Ok, so you know how I love camping, so rather than staying in a hotel we decided to do some 'glamping' (although I do hate that word with a passion - lets just call it posh camping).

We stayed in this Safari-type tent called 'The Ark' at Leewood which we found through Canopy and Stars. Although 'Posh Camping' can be a bit on the pricey side, we got a bit of a last minute deal meaning it didn't cost us much more than a hotel would.

The tent was huge, with everything you would need already provided. Set on a lovely farm just through a quiet village, it really was a good place to get off grid and relax.

As you'd expect from 'posh camping', everything you would need was easily to hand. As well as the tent being full of items to make a cosy night in (blankets, a variety of chairs, books and games, wood burning stove, etc), the kitchen area (pictured above) also had everything you would need for proper comfortable cooking. They also had a variety of cast iron pans and trivets so you could do proper campfire cooking - I cooked us a hearty spicy beef stew with jacket potatoes, perfect camping food.

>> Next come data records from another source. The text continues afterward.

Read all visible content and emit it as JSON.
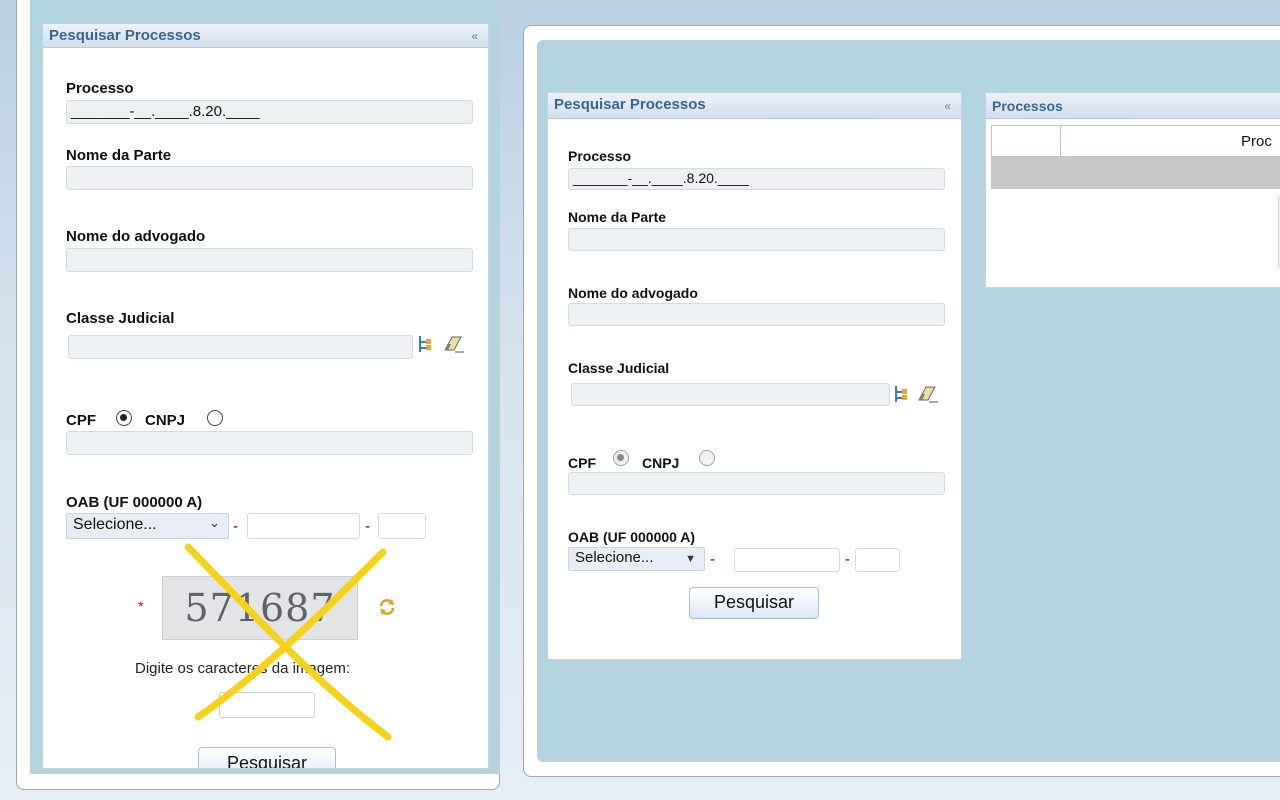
{
  "left_panel": {
    "title": "Pesquisar Processos",
    "collapse_label": "«",
    "processo_label": "Processo",
    "processo_value": "_______-__.____.8.20.____",
    "nome_parte_label": "Nome da Parte",
    "nome_advogado_label": "Nome do advogado",
    "classe_judicial_label": "Classe Judicial",
    "cpf_label": "CPF",
    "cnpj_label": "CNPJ",
    "oab_label": "OAB (UF 000000 A)",
    "oab_select_value": "Selecione...",
    "oab_select_arrow": "⌄",
    "dash": "-",
    "captcha_required_mark": "*",
    "captcha_text": "571687",
    "captcha_prompt": "Digite os caracteres da imagem:",
    "search_button": "Pesquisar"
  },
  "right_panel": {
    "title": "Pesquisar Processos",
    "collapse_label": "«",
    "processo_label": "Processo",
    "processo_value": "_______-__.____.8.20.____",
    "nome_parte_label": "Nome da Parte",
    "nome_advogado_label": "Nome do advogado",
    "classe_judicial_label": "Classe Judicial",
    "cpf_label": "CPF",
    "cnpj_label": "CNPJ",
    "oab_label": "OAB (UF 000000 A)",
    "oab_select_value": "Selecione...",
    "oab_select_arrow": "▼",
    "dash": "-",
    "search_button": "Pesquisar"
  },
  "processos_panel": {
    "title": "Processos",
    "column_header": "Proc"
  },
  "icons": {
    "refresh": "refresh-icon",
    "tree": "tree-icon",
    "eraser": "eraser-icon",
    "annotation": "yellow-x-mark"
  },
  "colors": {
    "accent": "#3a6592",
    "annotation": "#f5d117",
    "required": "#cc0000",
    "frame_bg": "#b3d4df"
  }
}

But, the main allure of this place for me, was the fact that it is really heavily orientated around craft and creativity.

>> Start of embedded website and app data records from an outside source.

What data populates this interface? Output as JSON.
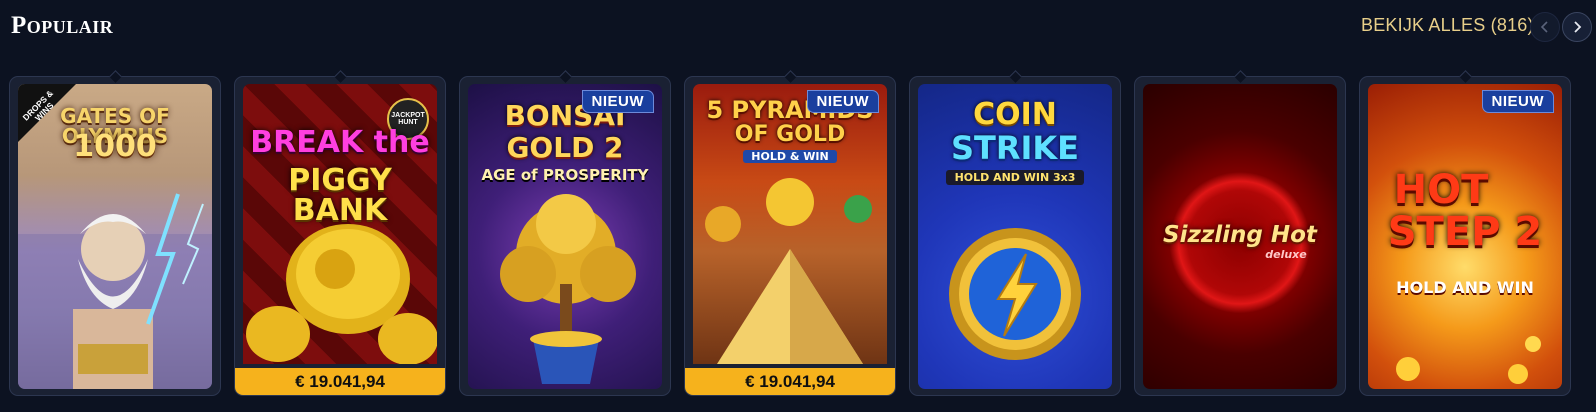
{
  "section": {
    "title": "Populair",
    "view_all": "BEKIJK ALLES (816)"
  },
  "games": [
    {
      "name": "Gates of Olympus 1000",
      "art_lines": [
        "GATES OF OLYMPUS",
        "1000"
      ],
      "tag": "DROPS & WINS",
      "new_badge": "",
      "jackpot": ""
    },
    {
      "name": "Break the Piggy Bank",
      "art_lines": [
        "BREAK the",
        "PIGGY BANK"
      ],
      "tag": "JACKPOT HUNT",
      "new_badge": "",
      "jackpot": "€ 19.041,94"
    },
    {
      "name": "Bonsai Gold 2 Age of Prosperity",
      "art_lines": [
        "BONSAI",
        "GOLD 2",
        "AGE of PROSPERITY"
      ],
      "tag": "",
      "new_badge": "NIEUW",
      "jackpot": ""
    },
    {
      "name": "5 Pyramids of Gold Hold & Win",
      "art_lines": [
        "5 PYRAMIDS",
        "OF GOLD",
        "HOLD & WIN"
      ],
      "tag": "",
      "new_badge": "NIEUW",
      "jackpot": "€ 19.041,94"
    },
    {
      "name": "Coin Strike Hold and Win 3x3",
      "art_lines": [
        "COIN",
        "STRIKE",
        "HOLD AND WIN 3x3"
      ],
      "tag": "",
      "new_badge": "",
      "jackpot": ""
    },
    {
      "name": "Sizzling Hot deluxe",
      "art_lines": [
        "Sizzling Hot",
        "deluxe"
      ],
      "tag": "",
      "new_badge": "",
      "jackpot": ""
    },
    {
      "name": "Hot Step 2 Hold and Win",
      "art_lines": [
        "HOT",
        "STEP 2",
        "HOLD AND WIN"
      ],
      "tag": "",
      "new_badge": "NIEUW",
      "jackpot": ""
    }
  ]
}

Almost everything in the Ark is handmade or reclaimed. The bed itself is actually a custom made 'super kingsize' bed, and the quilts were hand sewn by Nick's (the owners) mother. Quilting is one of those crafts that I really appreciate, even if I don't do it myself, as you can see the hours and hours of work it must take to complete something like a blanket.

The site also hosts a variety of workshops (although as we were there for only the one full day we didn't really have time to take part in any), but it was great to see the hand dyed and spun wool for sale along with other local produce. The owner Nick was really nice (and an artist herself) and took the time to tell me more about the workshops even though I couldn't attend any (drawing, painting, spinning, dyeing, weaving and woodworking to name just a few of the workshops). They even grow specific plants and flowers on the farm that are used to dye the wool they use in the classes. It seems that this creative family has made a real creative hub, and evidence of that is everywhere. Anyway, more about the tent.

As well as the impressive bed quilts, there were crochet items absolutely everywhere. The first thing I spotted was this little crochet mat by the log-burning stove, and from there I just kept looking and found more and more pieces of excellent crochet.

Nick's mother is obviously somewhat of a crochet machine, as there was a huge variety of items, from small pieces like this table doily...

....to larger pieces like the crochet blankets (there were quite a few of them as well). I can see how most people would just see this as 'oh that's a nice touch', but as a crocheter myself, I was blown away by the amount of effort that had gone into making this place have a handmade home feel to it.

Even the hot water bottle covers were crochet! It seemed everything had been thought of and lovingly crafted to make this place a real gem.

One of my favourite moments of our time at the Ark was sitting on this rocking chair on the porch, supported by this lovely comfy crochet cushion, doing a little crochet of my own, while the local chickens came clucking along.

As well as all the amazing crochet, all the little touches really added to the charm of this place, any place that frames a variety of knots is cool by me.

I was particularly impressed by this little mushroom felted onto a pocket on the inside of the tent. Every where had little items of crafty loveliness, even the compostable toilet in the woods had little knick-knacks to keep you interested while you 'do your business' (there are normal toilets too - if you don't like the feeling of the wind on your butt).

We absolutely loved staying at the Ark, and I think the next time we're down that way we'd definitely go there again and stay a bit longer to take part in some of the workshops. It is a working farm so there are plenty of animals to see (and fresh eggs from the chickens was a bonus). There's also a Cattery on site too and we managed to see a few pretty kittys (including one that seemed to love licking the window). So if you're after a crafty peaceful getaway, you can't go wrong with this place.

That's all for now, coming up next - what we got up to on the way back from Devon!